DESCRIPTION OF THE TASK: Without pictures, return the lines from the one containing "Extract the structured" through the last line of the data below, exactly.

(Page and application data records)
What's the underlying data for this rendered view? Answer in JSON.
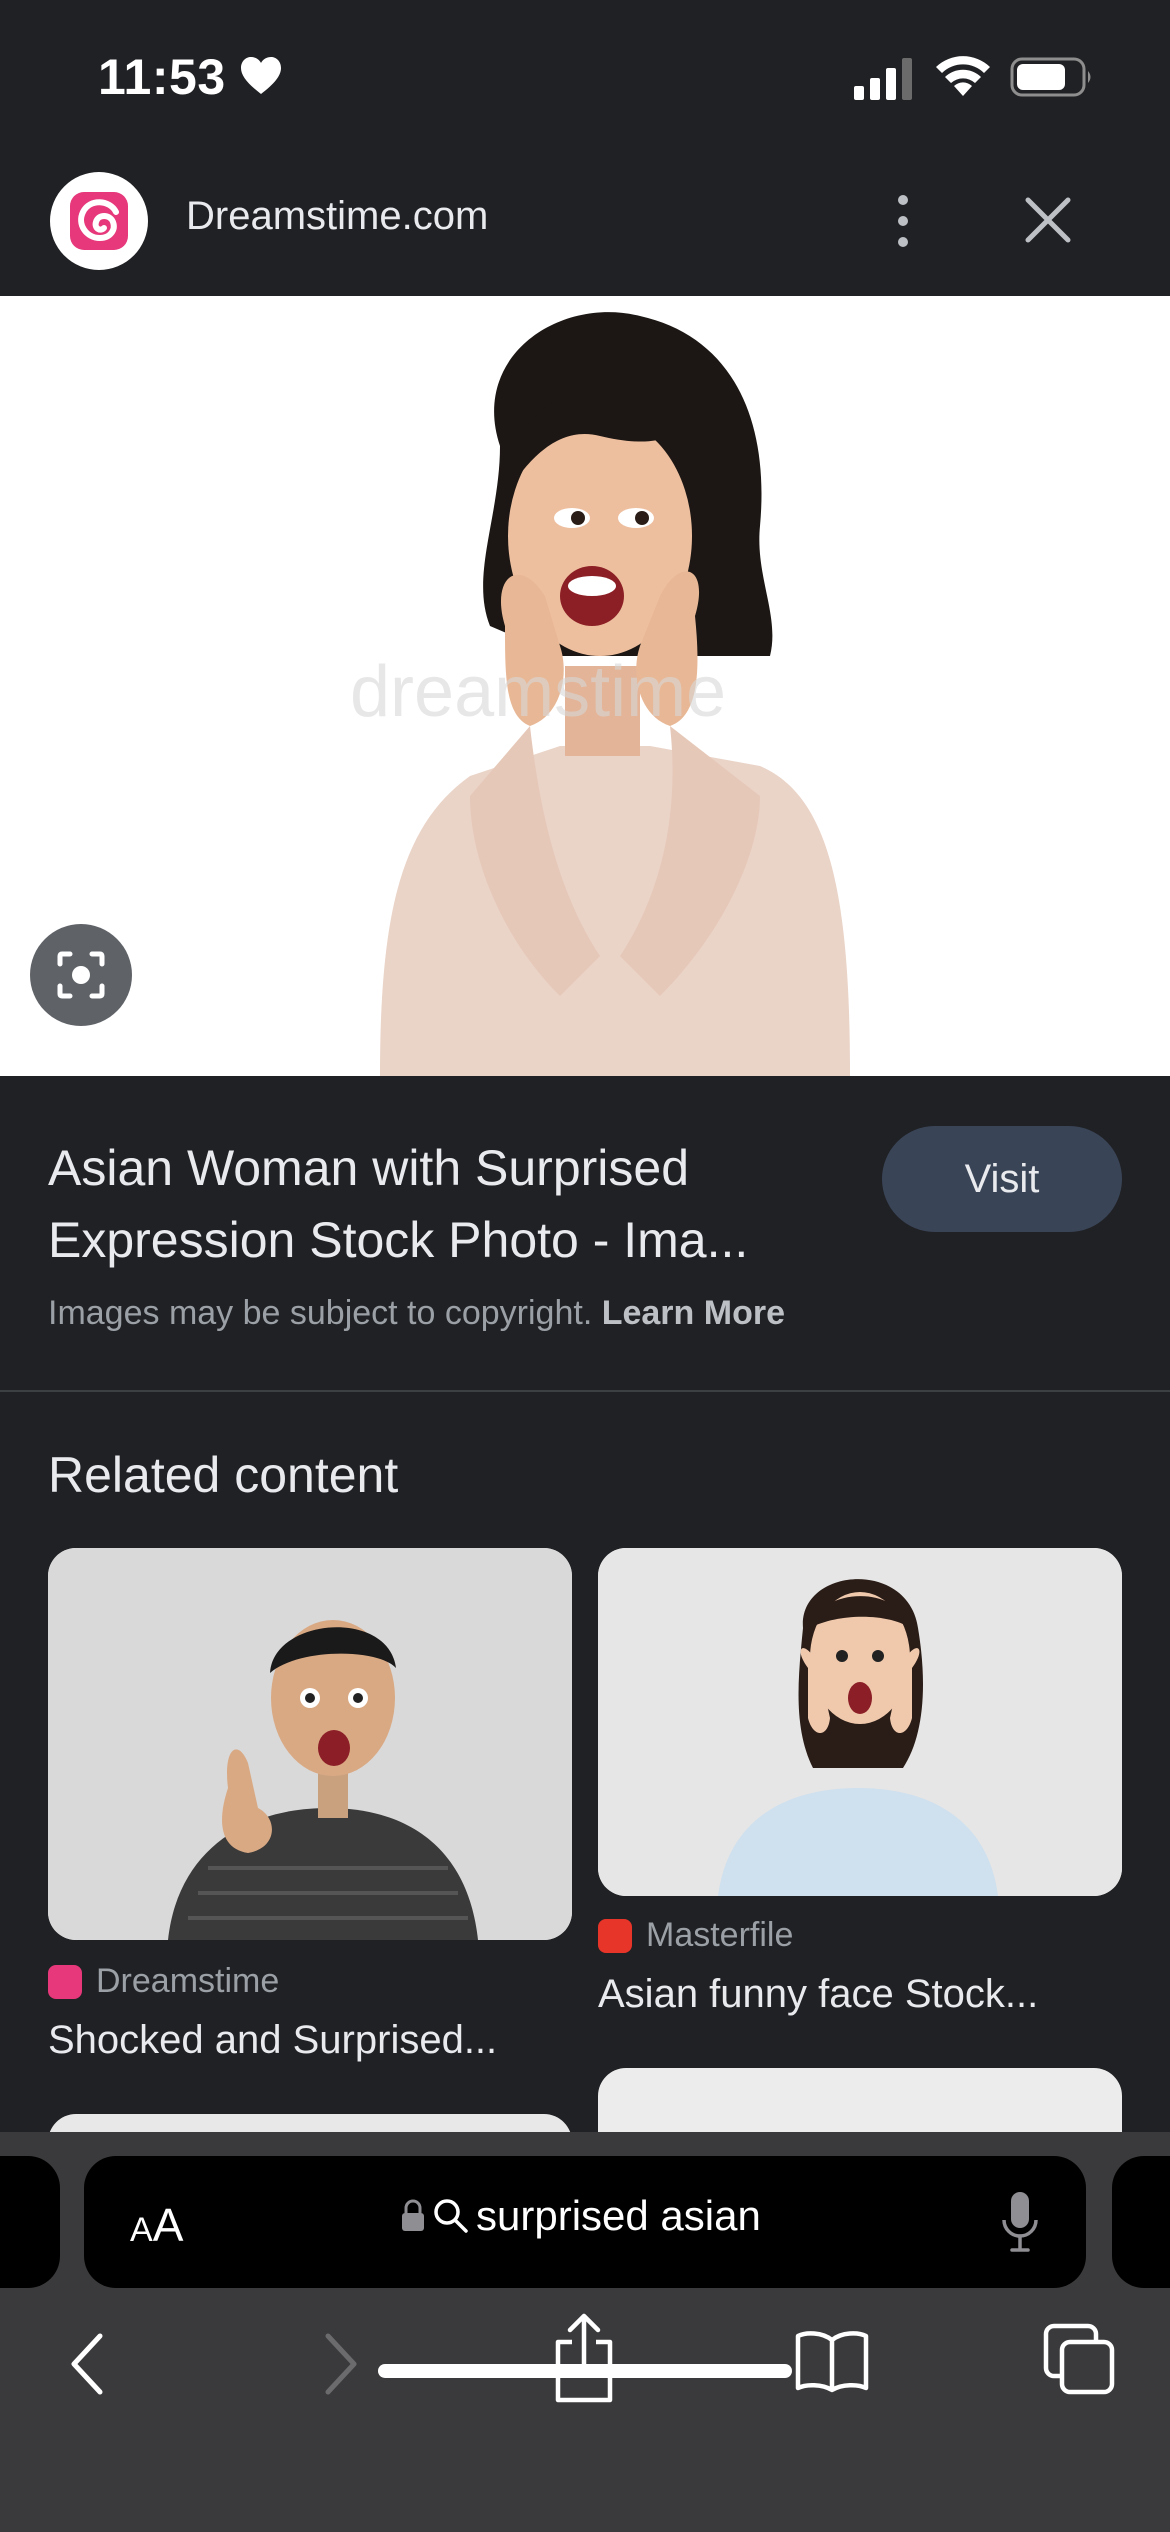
{
  "status_bar": {
    "time": "11:53"
  },
  "header": {
    "site_name": "Dreamstime.com"
  },
  "result": {
    "title": "Asian Woman with Surprised Expression Stock Photo - Ima...",
    "visit_label": "Visit",
    "copyright_text": "Images may be subject to copyright.",
    "learn_more": "Learn More"
  },
  "related": {
    "heading": "Related content",
    "cards": [
      {
        "source": "Dreamstime",
        "title": "Shocked and Surprised..."
      },
      {
        "source": "Masterfile",
        "title": "Asian funny face Stock..."
      }
    ]
  },
  "address_bar": {
    "aa_small": "A",
    "aa_big": "A",
    "query": "surprised asian"
  },
  "colors": {
    "background": "#202124",
    "visit_button": "#394457",
    "dreamstime_brand": "#e6387b",
    "masterfile_brand": "#e8352a"
  },
  "icons": [
    "heart-icon",
    "cellular-signal-icon",
    "wifi-icon",
    "battery-icon",
    "dreamstime-logo",
    "more-vertical-icon",
    "close-icon",
    "lens-icon",
    "lock-icon",
    "search-icon",
    "microphone-icon",
    "back-icon",
    "forward-icon",
    "share-icon",
    "bookmarks-icon",
    "tabs-icon"
  ]
}
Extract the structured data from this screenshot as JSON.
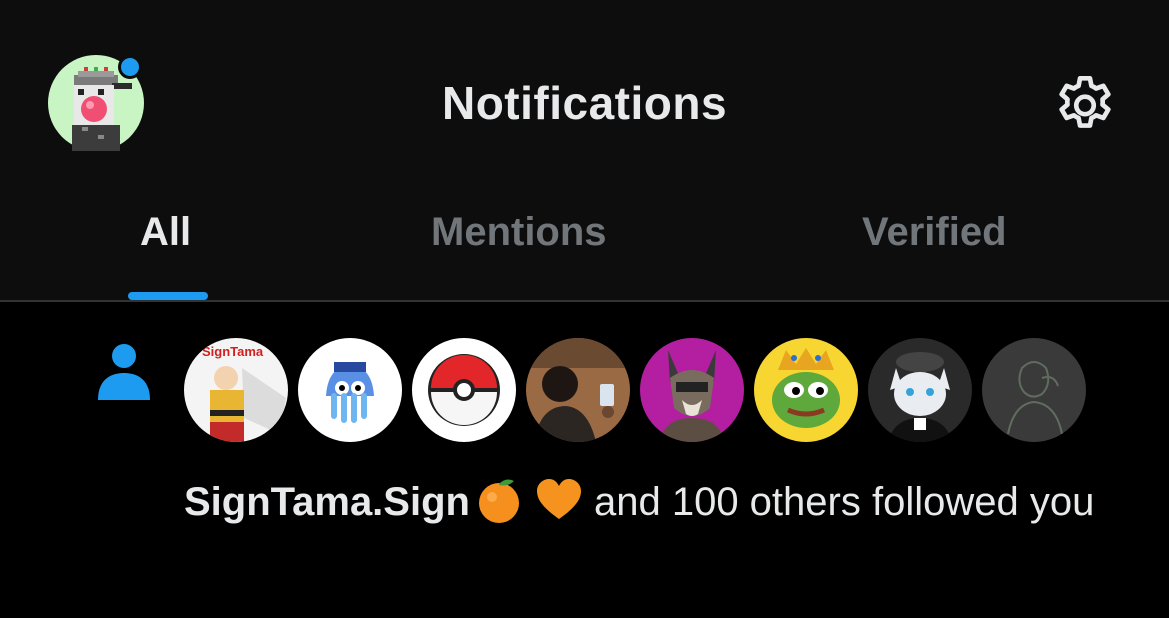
{
  "header": {
    "title": "Notifications",
    "account_avatar_icon": "pixel-art-avatar",
    "has_unread_dot": true,
    "settings_icon": "gear-icon"
  },
  "tabs": [
    {
      "label": "All",
      "active": true
    },
    {
      "label": "Mentions",
      "active": false
    },
    {
      "label": "Verified",
      "active": false
    }
  ],
  "notification": {
    "type_icon": "person-follow-icon",
    "avatars": [
      {
        "name": "signtama-avatar",
        "caption": "SignTama"
      },
      {
        "name": "blue-jellyfish-avatar"
      },
      {
        "name": "pokeball-avatar"
      },
      {
        "name": "man-photo-avatar"
      },
      {
        "name": "wolf-avatar"
      },
      {
        "name": "pepe-king-avatar"
      },
      {
        "name": "cat-avatar"
      },
      {
        "name": "sketch-avatar"
      }
    ],
    "actor_name": "SignTama.Sign",
    "rest_text": "and 100 others followed you"
  },
  "colors": {
    "accent": "#1d9bf0",
    "background": "#000000",
    "header_bg": "#0d0d0d",
    "muted_text": "#71767b",
    "text": "#e7e9ea"
  }
}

RESPONSE TO THIS EXERCISE:
Extract the structured data from this screenshot as JSON.
{
  "header": {
    "title": "Notifications",
    "account_avatar_icon": "pixel-art-avatar",
    "has_unread_dot": true,
    "settings_icon": "gear-icon"
  },
  "tabs": [
    {
      "label": "All",
      "active": true
    },
    {
      "label": "Mentions",
      "active": false
    },
    {
      "label": "Verified",
      "active": false
    }
  ],
  "notification": {
    "type_icon": "person-follow-icon",
    "avatars": [
      {
        "name": "signtama-avatar",
        "caption": "SignTama"
      },
      {
        "name": "blue-jellyfish-avatar"
      },
      {
        "name": "pokeball-avatar"
      },
      {
        "name": "man-photo-avatar"
      },
      {
        "name": "wolf-avatar"
      },
      {
        "name": "pepe-king-avatar"
      },
      {
        "name": "cat-avatar"
      },
      {
        "name": "sketch-avatar"
      }
    ],
    "actor_name": "SignTama.Sign",
    "rest_text": "and 100 others followed you"
  },
  "colors": {
    "accent": "#1d9bf0",
    "background": "#000000",
    "header_bg": "#0d0d0d",
    "muted_text": "#71767b",
    "text": "#e7e9ea"
  }
}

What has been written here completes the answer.